Niacinamide is the Internet’s favourite skincare ingredient, but it’s no passing trend

It’s the buzziest ingredient on the internet, but niacinamide AKA vitamin B3 is well-studied, has a truckload of benefits and is suitable for all skin types. Beauty editor Kelsey Ferencak explains why it’s worth the hype.

In this week’s beauty-themed Healthy-ish Podcast, beauty editor Kelsey Ferencak and host Felicity Harley talk all about the internet’s favourite skincare ingredient: niacinamide – also known as Vitamin B3.

Recently it’s become as hyped as Vitamin A or C and dare we say it, is equally as good, with loads of studies to back up it’s effectiveness.

Here, Felicity quizzes Kelsey on the in’s and out’s of the skincare powerhouse.

Q: What does niacinamide do for skin?

A: The vitamin itself is water-soluble, which means you either have to consume it by eating it or apply it topically via skincare to reap the benefits.

It’s a powerhouse ingredient for both brightening and hydration and has a range of actions like helping skin maintain it’s normal barrier function, improving both skin texture and tone, reducing the appearance of pigmentation and pores, softening lines and wrinkles and can even restore radiance and brightness to sallow, dull skin.

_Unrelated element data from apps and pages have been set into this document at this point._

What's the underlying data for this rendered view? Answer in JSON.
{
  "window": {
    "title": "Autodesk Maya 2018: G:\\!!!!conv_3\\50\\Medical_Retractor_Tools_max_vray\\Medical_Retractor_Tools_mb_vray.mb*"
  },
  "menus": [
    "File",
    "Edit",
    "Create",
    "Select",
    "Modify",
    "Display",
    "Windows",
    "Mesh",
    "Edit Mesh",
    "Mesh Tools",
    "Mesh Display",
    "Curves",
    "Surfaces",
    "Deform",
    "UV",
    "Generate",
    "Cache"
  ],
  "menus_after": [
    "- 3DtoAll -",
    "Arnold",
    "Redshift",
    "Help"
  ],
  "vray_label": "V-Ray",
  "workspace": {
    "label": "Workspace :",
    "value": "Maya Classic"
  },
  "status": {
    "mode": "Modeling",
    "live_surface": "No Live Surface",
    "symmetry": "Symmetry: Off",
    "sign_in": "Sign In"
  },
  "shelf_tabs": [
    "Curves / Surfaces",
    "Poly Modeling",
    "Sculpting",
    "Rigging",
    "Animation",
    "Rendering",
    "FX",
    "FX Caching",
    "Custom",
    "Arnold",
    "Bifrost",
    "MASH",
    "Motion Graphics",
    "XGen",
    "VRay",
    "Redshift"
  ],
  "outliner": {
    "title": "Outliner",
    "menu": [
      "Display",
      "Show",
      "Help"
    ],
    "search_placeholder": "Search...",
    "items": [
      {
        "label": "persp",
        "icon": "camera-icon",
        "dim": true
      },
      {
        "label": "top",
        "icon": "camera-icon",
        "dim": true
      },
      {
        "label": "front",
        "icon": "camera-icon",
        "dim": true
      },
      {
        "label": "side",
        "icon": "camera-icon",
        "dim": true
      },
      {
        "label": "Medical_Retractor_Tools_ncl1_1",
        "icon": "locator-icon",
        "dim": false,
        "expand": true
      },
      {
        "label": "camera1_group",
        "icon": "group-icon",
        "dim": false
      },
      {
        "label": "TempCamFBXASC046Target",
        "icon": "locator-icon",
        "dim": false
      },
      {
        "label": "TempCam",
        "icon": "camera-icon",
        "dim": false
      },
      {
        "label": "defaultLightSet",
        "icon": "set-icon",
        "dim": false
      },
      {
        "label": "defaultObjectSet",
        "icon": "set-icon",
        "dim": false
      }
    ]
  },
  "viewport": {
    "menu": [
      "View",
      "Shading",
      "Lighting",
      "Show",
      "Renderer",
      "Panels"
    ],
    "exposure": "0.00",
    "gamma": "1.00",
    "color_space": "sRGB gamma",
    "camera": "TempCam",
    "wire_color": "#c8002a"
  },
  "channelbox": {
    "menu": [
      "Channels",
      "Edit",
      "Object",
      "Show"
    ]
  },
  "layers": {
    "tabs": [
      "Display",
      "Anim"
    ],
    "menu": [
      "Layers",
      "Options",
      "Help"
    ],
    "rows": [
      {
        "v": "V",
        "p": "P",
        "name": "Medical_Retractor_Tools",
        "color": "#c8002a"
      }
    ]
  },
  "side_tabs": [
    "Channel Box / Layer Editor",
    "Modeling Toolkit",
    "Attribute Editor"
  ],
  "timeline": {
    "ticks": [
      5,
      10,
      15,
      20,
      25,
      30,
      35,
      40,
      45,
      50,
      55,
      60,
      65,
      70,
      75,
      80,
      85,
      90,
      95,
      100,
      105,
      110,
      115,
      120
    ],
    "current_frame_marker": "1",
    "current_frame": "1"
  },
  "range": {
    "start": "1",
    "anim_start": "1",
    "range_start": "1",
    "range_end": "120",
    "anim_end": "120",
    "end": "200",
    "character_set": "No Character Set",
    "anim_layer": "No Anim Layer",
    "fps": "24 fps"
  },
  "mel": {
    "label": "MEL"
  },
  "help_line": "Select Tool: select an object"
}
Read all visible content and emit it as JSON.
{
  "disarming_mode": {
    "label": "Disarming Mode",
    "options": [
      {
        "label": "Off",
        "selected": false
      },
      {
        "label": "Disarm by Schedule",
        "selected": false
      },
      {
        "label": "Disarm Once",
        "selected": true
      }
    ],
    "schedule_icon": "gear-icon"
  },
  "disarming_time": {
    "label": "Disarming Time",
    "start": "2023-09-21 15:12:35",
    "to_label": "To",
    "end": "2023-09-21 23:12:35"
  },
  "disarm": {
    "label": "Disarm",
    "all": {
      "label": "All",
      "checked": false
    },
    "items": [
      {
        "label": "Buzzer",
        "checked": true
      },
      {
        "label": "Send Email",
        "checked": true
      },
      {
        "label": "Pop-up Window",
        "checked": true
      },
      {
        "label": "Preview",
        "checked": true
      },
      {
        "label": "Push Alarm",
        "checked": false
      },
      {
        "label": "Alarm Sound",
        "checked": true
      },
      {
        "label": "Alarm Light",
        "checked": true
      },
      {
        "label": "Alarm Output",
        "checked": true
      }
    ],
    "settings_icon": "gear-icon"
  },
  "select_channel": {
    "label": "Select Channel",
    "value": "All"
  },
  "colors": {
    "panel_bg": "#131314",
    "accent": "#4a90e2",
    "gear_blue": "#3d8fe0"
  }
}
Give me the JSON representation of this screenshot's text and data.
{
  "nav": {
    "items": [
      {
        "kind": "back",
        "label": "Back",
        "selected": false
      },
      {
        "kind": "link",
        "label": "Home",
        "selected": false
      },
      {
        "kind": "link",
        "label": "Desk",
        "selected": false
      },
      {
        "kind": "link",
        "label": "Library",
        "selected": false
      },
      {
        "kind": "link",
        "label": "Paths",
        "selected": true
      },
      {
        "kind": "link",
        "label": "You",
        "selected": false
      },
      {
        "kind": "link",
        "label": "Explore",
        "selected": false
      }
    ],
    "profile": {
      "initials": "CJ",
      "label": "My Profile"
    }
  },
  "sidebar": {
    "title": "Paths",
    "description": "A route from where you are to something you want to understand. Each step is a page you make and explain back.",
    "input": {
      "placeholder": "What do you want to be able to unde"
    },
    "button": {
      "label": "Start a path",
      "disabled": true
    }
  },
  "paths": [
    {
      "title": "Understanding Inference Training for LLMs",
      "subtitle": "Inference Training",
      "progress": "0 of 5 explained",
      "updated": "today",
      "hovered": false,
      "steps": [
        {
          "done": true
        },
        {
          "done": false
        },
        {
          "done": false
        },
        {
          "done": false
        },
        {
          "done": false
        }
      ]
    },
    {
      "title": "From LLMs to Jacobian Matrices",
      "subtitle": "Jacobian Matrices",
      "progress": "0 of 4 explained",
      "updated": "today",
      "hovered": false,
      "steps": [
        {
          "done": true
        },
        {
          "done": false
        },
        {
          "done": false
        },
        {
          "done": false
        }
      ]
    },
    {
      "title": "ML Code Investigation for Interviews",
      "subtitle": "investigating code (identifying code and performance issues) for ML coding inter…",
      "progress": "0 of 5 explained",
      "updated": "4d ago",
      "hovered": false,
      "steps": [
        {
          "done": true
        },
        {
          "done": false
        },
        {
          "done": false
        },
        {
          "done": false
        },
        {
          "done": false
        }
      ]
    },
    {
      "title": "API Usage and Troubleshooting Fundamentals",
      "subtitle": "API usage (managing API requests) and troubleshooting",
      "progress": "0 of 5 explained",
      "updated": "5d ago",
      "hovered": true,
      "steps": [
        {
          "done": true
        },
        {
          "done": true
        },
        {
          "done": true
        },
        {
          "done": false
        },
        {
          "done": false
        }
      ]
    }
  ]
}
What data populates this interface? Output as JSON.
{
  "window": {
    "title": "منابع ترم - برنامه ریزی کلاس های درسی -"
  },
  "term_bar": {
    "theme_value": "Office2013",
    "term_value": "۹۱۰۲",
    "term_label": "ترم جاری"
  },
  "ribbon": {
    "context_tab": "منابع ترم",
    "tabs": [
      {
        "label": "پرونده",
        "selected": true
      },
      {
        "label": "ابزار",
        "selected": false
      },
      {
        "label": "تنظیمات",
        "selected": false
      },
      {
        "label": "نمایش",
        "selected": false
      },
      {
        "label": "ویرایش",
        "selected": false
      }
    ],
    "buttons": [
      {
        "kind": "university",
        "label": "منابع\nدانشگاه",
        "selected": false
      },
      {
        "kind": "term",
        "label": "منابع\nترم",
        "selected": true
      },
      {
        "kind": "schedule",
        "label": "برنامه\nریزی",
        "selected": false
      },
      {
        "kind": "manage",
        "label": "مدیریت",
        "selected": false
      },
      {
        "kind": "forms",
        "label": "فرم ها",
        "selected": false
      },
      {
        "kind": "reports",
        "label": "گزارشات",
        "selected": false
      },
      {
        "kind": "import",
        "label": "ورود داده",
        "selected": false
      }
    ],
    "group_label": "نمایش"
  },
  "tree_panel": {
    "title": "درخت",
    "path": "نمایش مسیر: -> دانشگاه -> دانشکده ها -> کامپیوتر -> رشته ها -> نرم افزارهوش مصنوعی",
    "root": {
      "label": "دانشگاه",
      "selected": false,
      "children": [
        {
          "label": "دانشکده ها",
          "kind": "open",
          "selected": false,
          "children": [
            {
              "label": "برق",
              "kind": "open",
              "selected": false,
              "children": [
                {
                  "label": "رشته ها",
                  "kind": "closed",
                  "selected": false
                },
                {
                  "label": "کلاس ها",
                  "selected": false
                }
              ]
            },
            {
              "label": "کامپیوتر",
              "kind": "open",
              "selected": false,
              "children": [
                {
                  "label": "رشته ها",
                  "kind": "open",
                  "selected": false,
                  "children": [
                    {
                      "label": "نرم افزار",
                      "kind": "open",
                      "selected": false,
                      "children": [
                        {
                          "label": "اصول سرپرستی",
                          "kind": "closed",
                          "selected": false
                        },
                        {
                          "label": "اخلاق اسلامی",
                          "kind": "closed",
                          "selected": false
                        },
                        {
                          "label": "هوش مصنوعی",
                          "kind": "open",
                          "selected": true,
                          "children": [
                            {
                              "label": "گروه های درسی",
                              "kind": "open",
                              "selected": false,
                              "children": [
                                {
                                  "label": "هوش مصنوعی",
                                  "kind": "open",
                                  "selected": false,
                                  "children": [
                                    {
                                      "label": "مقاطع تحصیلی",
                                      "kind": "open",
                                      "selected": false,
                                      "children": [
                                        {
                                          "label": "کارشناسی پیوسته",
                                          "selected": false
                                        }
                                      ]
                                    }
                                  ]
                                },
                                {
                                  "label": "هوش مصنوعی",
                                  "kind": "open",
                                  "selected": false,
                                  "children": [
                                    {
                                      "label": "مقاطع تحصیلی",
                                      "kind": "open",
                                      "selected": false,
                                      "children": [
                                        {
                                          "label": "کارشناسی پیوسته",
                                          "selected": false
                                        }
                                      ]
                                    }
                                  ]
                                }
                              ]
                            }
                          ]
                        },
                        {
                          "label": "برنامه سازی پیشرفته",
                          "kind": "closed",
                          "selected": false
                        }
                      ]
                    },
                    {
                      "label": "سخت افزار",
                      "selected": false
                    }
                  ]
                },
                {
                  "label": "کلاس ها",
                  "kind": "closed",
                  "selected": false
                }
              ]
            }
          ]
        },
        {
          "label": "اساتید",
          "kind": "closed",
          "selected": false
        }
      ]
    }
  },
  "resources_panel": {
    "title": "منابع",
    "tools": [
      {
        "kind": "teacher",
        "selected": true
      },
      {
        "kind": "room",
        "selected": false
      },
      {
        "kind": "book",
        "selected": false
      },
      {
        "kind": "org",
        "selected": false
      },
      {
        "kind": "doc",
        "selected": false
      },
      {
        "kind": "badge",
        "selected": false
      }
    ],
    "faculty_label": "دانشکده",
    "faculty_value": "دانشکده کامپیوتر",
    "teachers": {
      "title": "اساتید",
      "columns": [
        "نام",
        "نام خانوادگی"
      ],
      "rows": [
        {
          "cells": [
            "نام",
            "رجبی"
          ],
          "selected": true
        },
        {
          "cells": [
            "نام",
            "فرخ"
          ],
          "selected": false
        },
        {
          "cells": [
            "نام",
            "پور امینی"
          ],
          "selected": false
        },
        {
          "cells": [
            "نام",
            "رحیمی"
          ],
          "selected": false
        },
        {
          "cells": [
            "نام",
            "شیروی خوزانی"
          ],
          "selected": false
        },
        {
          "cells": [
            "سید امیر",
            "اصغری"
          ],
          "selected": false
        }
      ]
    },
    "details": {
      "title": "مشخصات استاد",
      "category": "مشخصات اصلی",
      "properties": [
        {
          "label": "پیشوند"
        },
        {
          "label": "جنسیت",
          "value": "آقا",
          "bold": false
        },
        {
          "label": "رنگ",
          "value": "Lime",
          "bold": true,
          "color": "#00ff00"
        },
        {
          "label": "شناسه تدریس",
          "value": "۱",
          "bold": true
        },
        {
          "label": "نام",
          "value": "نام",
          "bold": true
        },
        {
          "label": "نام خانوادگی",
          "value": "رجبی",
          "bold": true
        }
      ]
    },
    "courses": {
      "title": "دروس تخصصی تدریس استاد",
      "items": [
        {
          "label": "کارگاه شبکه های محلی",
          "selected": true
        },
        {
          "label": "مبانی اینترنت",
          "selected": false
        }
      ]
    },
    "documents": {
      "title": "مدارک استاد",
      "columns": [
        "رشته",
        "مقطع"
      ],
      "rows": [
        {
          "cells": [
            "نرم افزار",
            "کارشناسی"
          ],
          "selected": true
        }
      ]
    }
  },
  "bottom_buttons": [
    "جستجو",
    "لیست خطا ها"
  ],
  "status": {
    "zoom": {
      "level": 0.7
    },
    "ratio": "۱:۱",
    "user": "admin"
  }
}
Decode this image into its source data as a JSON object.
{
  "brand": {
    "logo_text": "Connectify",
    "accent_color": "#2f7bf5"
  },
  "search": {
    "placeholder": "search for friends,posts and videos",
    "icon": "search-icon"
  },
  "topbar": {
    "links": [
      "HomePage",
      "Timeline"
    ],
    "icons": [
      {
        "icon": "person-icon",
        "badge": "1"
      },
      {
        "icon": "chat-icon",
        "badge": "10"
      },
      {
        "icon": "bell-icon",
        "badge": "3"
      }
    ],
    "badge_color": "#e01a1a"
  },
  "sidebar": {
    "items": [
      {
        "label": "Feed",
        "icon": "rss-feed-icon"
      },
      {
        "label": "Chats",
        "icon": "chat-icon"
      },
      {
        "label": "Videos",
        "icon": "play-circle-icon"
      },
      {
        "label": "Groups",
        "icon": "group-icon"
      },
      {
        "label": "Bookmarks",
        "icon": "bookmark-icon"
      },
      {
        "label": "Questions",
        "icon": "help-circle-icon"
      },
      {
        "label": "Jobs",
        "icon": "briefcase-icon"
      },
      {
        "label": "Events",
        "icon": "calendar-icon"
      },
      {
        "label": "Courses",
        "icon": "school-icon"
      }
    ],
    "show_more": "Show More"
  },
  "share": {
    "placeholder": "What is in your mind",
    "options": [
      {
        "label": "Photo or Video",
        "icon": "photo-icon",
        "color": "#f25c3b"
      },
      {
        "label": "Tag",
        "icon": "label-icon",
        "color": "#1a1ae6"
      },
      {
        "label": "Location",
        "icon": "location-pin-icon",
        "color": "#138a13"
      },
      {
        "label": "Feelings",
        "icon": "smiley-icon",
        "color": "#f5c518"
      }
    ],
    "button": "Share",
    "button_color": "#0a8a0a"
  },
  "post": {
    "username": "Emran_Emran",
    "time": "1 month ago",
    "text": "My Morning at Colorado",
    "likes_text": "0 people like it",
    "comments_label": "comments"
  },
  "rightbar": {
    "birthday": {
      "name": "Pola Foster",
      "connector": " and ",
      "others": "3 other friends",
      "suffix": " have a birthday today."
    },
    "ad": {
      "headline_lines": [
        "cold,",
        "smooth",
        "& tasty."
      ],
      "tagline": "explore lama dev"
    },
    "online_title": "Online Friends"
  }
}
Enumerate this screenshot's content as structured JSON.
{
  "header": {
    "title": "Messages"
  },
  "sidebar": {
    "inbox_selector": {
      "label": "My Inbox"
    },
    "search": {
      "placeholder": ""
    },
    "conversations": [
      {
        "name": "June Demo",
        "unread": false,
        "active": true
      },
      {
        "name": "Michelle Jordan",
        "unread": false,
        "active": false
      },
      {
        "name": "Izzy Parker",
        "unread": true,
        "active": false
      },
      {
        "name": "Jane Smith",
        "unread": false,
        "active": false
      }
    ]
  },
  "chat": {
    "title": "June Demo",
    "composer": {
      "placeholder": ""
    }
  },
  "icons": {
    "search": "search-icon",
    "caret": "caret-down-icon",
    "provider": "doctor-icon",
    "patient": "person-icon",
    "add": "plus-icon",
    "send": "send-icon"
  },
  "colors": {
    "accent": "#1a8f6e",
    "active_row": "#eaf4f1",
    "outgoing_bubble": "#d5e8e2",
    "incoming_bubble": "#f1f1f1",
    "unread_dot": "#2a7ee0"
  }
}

Q: What skin conditions does it best suit and what does it do to skin?

A: The great thing about niacinamide is that it works for a vast range of skin issues with no major side effects. Not only is it an anti-inflammatory, it’s also an antioxidant so is great for both protecting and soothing skin, while reducing redness – that’s why it’s well known for being super restorative. Niacinamide increases the level of skin lipids – ceramides so it’s great for moisturising, too. Hydrated skin is happy, healthy skin.

When we talk about it being restorative, it’s actually very impressive. It can restore and repair damaged DNA, improve cellular energy and reduce the effects of sun-induced UV rays, so it is fabulous for fighting early signs of ageing such as wrinkles and pigmentation.

Other skin conditions it’s ideal for are acne-prone and congested skin types, as it can help to regulate sebum, clear out pores and reduce the redness associated with breakouts.

Q: When and how often should we use it?

A: It is suitable for morning or evening use every day and is likely already in skincare you’re using – you can find it in serums, moisturisers and even sunscreen. But depending on what you’re hoping to use it for, I would recommend doing a little research to see what formulations at what percentage is most effective.

It’s recommended at 0.5-5%. This ensures you’re getting the results you’re after and not compromising your skin, causing irritation or wasting your money.

Q: Are there any skin types that should steer clear of vitamin B3?

A: It’s safe for sensitive skin, those with rosacea and even eczema. There has been some info around irritation, but I believe that’s when it’s associated with high concentrations – so if you’re new to this ingredient start slowly and don’t overdo it.

We like:

The Ordinary Niacinamide 10% + Zinc 1% $9.90 at Adore Beauty

ASAP Super B Complex $81.90 at Adore Beauty

Olay Luminous Niacinamide Super Serum $59 at Chemist Warehouse

All products featured in this article are selected by our editors, who don’t play favourites. If you buy something, we may get a cut of the sale.